Rehabilitation programs are tailored to the individual’s needs and goals. Physical therapy helps patients regain strength and mobility, while occupational therapy focuses on daily activities. Emotional support is provided through counseling and support groups, helping individuals adjust to their new reality.

Coping with Amputation

Coping with amputation is a long and often challenging journey. Peer support groups and counseling can provide valuable emotional support, helping patients adjust to their new reality.

Coping with amputation is a personal and ongoing process. Amputees should seek support from peer groups and mental health professionals. Sharing experiences and learning from others who have undergone similar challenges can be incredibly empowering.

Research and Innovations

Ongoing research and technological innovations continue to improve the lives of amputees. Advanced prosthetics, nerve interfaces, and regenerative medicine hold promise for the future of amputation care.

Research and innovation in amputation care are advancing at a remarkable pace. Researchers are exploring groundbreaking technologies, such as neural interfaces that allow amputees to control prosthetics with their thoughts. Regenerative medicine holds potential for growing new tissues, reducing the need for prosthetics in the future.

Amputation Complications in Children

Children who undergo amputation face unique challenges. They require specialized care and emotional support to ensure their physical and emotional well-being.

Amputation in children can be especially challenging due to their growing bodies and unique emotional needs. Pediatric specialists work with young patients and their families to provide comprehensive care, focusing on their developmental and emotional well-being.
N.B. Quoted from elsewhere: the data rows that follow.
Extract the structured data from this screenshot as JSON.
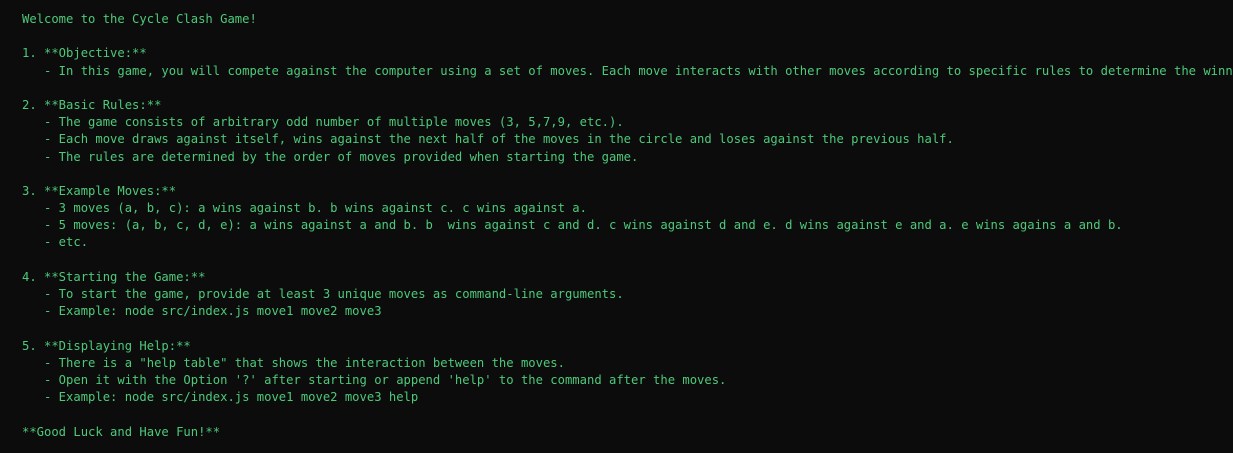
{
  "welcome": "Welcome to the Cycle Clash Game!",
  "sections": [
    {
      "title": "1. **Objective:**",
      "items": [
        "   - In this game, you will compete against the computer using a set of moves. Each move interacts with other moves according to specific rules to determine the winner."
      ]
    },
    {
      "title": "2. **Basic Rules:**",
      "items": [
        "   - The game consists of arbitrary odd number of multiple moves (3, 5,7,9, etc.).",
        "   - Each move draws against itself, wins against the next half of the moves in the circle and loses against the previous half.",
        "   - The rules are determined by the order of moves provided when starting the game."
      ]
    },
    {
      "title": "3. **Example Moves:**",
      "items": [
        "   - 3 moves (a, b, c): a wins against b. b wins against c. c wins against a.",
        "   - 5 moves: (a, b, c, d, e): a wins against a and b. b  wins against c and d. c wins against d and e. d wins against e and a. e wins agains a and b.",
        "   - etc."
      ]
    },
    {
      "title": "4. **Starting the Game:**",
      "items": [
        "   - To start the game, provide at least 3 unique moves as command-line arguments.",
        "   - Example: node src/index.js move1 move2 move3"
      ]
    },
    {
      "title": "5. **Displaying Help:**",
      "items": [
        "   - There is a \"help table\" that shows the interaction between the moves.",
        "   - Open it with the Option '?' after starting or append 'help' to the command after the moves.",
        "   - Example: node src/index.js move1 move2 move3 help"
      ]
    }
  ],
  "closing": "**Good Luck and Have Fun!**",
  "colors": {
    "background": "#0c0c0c",
    "text": "#4ec97a"
  }
}
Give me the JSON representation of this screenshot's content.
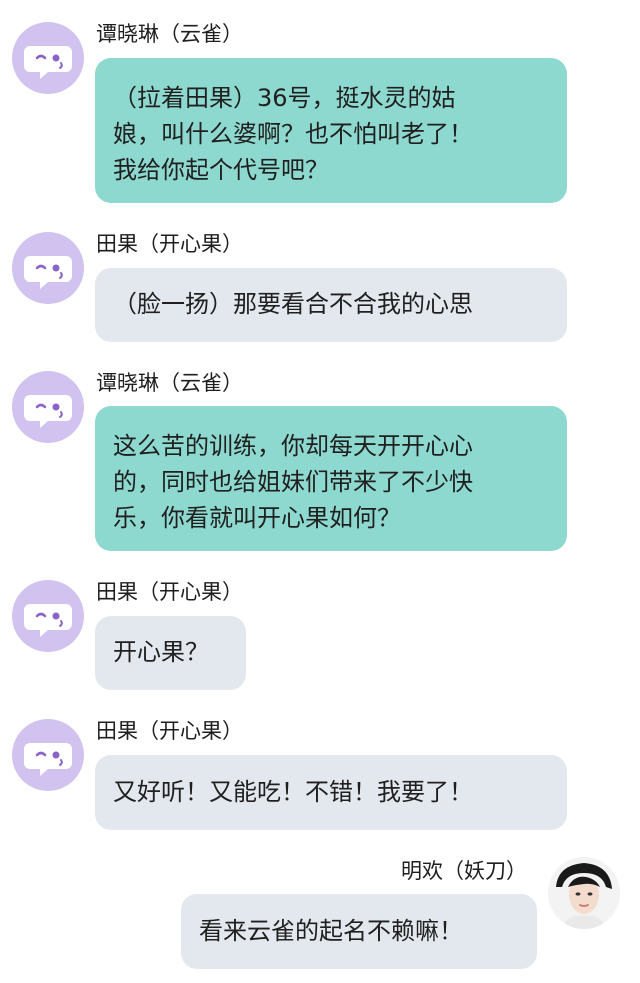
{
  "messages": [
    {
      "sender": "谭晓琳（云雀）",
      "lines": [
        "（拉着田果）36号，挺水灵的姑",
        "娘，叫什么婆啊？也不怕叫老了！",
        "我给你起个代号吧？"
      ],
      "bubble_color": "#8ed9cf",
      "side": "left"
    },
    {
      "sender": "田果（开心果）",
      "lines": [
        "（脸一扬）那要看合不合我的心思"
      ],
      "bubble_color": "#e3e8ee",
      "side": "left"
    },
    {
      "sender": "谭晓琳（云雀）",
      "lines": [
        "这么苦的训练，你却每天开开心心",
        "的，同时也给姐妹们带来了不少快",
        "乐，你看就叫开心果如何？"
      ],
      "bubble_color": "#8ed9cf",
      "side": "left"
    },
    {
      "sender": "田果（开心果）",
      "lines": [
        "开心果？"
      ],
      "bubble_color": "#e3e8ee",
      "side": "left"
    },
    {
      "sender": "田果（开心果）",
      "lines": [
        "又好听！又能吃！不错！我要了！"
      ],
      "bubble_color": "#e3e8ee",
      "side": "left"
    },
    {
      "sender": "明欢（妖刀）",
      "lines": [
        "看来云雀的起名不赖嘛！"
      ],
      "bubble_color": "#e3e8ee",
      "side": "right"
    }
  ],
  "icons": {
    "left_avatar": "chat-bubble-wink-avatar-icon",
    "right_avatar": "profile-photo-avatar"
  },
  "colors": {
    "avatar_bg": "#d2c2f0",
    "teal_bubble": "#8ed9cf",
    "gray_bubble": "#e3e8ee"
  }
}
Amputation is a complex medical procedure with far-reaching physical and emotional implications. While complications are common, they can be managed with the right medical care and emotional support. Amputees are resilient individuals who can lead fulfilling lives with the help of modern medicine and prosthetic advancements.

Frequently Asked Questions

1. Are all amputations the same?

  • No, amputations can vary in terms of the level and extent of limb removal, depending on the individual’s condition and needs.

2. Can phantom limb pain be cured?

  • While it may not always be completely cured, there are treatments and therapies available to manage phantom limb pain effectively.

3. How can I prevent skin problems on my residual limb?

  • Proper skin care, prosthetic fitting, and regular monitoring can help prevent skin problems after amputation.

4. Are there any advancements in prosthetic limb technology?

  • Yes, there have been significant advancements in prosthetic limb technology, making them more functional and lifelike than ever before.

5. What emotional support is available for amputees?

  • Many support groups and counseling services are available to help amputees cope with the emotional challenges of limb loss.

In conclusion, amputation complications are a significant part of the journey for those who undergo this procedure. While the road may be challenging, with the right medical care, emotional support, and advancements in technology, amputees can lead fulfilling lives and overcome the complexities of amputation.